“It’s a part of our history we don’t want to forget and we want to keep the story alive.”

The event is free and open to the public.

The St. James A.M.E. Church will have a two-day African-American History Month celebration themed “Civil Rights in America,” on Feb. 22-23 at 1107 E. Oak St., recognizing the civil rights movement’s impact on American history.

Festivities will take place from 11 a.m. to 2 p.m. Feb. 22 and include a community health fair, speakers, skits, displays and an inventors’ exhibit.
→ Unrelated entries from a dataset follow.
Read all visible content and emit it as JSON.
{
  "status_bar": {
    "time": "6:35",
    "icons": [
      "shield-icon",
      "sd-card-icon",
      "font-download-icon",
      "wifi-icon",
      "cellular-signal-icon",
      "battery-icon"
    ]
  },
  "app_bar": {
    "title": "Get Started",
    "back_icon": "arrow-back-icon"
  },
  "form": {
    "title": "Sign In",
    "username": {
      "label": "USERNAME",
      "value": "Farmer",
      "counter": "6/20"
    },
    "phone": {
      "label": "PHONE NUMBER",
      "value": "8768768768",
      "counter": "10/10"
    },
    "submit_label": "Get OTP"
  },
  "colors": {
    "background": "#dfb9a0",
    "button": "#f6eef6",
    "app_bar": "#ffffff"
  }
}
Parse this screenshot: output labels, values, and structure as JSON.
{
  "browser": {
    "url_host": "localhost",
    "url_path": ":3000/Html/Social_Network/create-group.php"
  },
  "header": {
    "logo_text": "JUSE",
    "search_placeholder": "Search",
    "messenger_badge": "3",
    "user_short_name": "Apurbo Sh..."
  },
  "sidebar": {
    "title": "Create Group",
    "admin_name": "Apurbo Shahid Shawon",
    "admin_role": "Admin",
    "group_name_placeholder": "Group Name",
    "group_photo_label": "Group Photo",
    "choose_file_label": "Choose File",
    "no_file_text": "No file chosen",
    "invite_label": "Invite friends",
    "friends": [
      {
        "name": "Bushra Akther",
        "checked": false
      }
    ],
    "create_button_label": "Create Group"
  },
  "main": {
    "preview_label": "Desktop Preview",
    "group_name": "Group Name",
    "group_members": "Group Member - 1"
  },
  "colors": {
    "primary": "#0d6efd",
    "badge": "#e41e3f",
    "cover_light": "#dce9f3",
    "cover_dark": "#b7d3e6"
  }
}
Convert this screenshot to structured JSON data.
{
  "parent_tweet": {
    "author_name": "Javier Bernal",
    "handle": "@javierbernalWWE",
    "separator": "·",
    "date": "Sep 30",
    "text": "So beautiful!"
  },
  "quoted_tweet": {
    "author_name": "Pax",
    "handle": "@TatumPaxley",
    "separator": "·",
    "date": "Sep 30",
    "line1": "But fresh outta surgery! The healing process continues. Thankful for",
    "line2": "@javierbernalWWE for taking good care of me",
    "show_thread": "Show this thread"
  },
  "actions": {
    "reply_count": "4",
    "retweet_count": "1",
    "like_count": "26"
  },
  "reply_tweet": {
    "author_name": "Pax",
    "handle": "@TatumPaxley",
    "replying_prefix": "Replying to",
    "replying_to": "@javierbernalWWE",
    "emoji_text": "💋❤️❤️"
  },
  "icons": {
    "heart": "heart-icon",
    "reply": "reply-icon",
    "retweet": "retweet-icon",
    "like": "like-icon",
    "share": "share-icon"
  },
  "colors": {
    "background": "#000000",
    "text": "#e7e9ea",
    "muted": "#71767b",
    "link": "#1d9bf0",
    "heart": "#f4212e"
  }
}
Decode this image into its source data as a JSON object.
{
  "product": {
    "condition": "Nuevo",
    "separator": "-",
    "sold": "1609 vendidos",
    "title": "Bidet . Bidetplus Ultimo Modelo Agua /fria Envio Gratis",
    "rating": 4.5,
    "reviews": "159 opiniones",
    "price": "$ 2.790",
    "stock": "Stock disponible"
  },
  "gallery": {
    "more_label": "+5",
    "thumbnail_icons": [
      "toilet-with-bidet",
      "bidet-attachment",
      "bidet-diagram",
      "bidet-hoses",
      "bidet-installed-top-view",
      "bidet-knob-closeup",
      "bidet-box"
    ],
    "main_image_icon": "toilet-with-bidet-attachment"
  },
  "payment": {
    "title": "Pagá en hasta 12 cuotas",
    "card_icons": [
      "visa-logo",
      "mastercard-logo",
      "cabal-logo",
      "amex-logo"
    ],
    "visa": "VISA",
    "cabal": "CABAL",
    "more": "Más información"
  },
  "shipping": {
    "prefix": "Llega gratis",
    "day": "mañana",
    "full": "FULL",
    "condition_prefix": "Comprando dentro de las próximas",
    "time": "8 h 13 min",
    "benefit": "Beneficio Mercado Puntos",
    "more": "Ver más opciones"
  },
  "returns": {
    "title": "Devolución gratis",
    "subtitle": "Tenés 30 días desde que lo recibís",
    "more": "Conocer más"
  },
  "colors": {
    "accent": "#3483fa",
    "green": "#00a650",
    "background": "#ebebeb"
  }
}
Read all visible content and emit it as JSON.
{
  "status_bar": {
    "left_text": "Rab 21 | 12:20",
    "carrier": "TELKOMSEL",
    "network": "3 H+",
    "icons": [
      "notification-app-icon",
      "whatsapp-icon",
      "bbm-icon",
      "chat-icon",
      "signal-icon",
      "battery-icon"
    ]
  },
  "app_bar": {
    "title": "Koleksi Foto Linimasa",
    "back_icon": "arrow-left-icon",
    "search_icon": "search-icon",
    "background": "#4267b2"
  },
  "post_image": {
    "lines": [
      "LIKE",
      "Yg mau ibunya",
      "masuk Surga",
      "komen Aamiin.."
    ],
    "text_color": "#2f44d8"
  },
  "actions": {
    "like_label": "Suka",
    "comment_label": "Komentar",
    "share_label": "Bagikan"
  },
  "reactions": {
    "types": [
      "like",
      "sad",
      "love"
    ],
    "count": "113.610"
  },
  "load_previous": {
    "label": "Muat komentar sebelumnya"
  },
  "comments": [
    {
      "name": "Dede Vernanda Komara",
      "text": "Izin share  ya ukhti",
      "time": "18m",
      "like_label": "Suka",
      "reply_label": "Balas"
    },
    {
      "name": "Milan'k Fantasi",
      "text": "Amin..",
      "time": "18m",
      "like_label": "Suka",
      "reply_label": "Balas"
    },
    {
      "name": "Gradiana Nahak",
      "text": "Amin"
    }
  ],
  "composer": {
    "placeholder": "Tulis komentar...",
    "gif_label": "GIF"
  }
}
The two-day event concludes with a 3 p.m. concert Feb. 23 that will include vocalists from area churches, poetry, readings and a musical drama.

The MLK Jr. Recreation Center, 1300 Wilson St., will have a program recognizing Freedom Fighters from noon to 2 p.m. Feb. 22.

The free event will include monologues about historical figures such as Nelson Mandela and Marcus Garvey, and celebrate African-Americans who’ve fought for the equal rights and freedoms of black people in America, said Denesha Factory, a recreation specialist at the center and the program coordinator.

NCTC will host a program at 7 p.m. Feb. 20 at the First State Bank Center for the Performing Arts on its Gainesville campus, titled “New Visions: Making Black History in Your Life and in the Lives of Others.”

The program will include music, tributes recognizing the contributions of African-Americans in America and internationally, and keynote speaker Kayla Tucker-Adams, a senior public relations director for T.D. Jakes Ministries, a motivational speaker, writer and on-air talent.

Borman Elementary School will host its annual afternoon and evening Black History Program at 1:15 and 6 p.m. Feb. 20. Both events are open to the public, said Rebecca Lloyd, the school’s assistant principal.

The program will include a fashion show, biographies of past, present and future figures, and performances from the fourth- and fifth-grade choirs, the Drum Club, the AstroTones teachers gospel choir and the district’s music therapists. Food will be served at the evening event, she said.

Lloyd said the program is an opportunity for students to learn about the contributions of African-Americans and she’s hopeful students will leave the program more appreciative of different cultures.

“We’ve been doing it for at least the past 10 years, and it has really become a tradition we do in the month of February,” she said.

Borman Elementary is at 1201 Parvin St.

The contributions of black Americans were first celebrated in 1926 as Negro History Month and was conceived by Carter G. Woodson, according to the African-American History Month website.

The week was expanded to a month in 1976.

BRITNEY TABOR can be reached at 940-566-6876 and via Twitter at @BritneyTabor.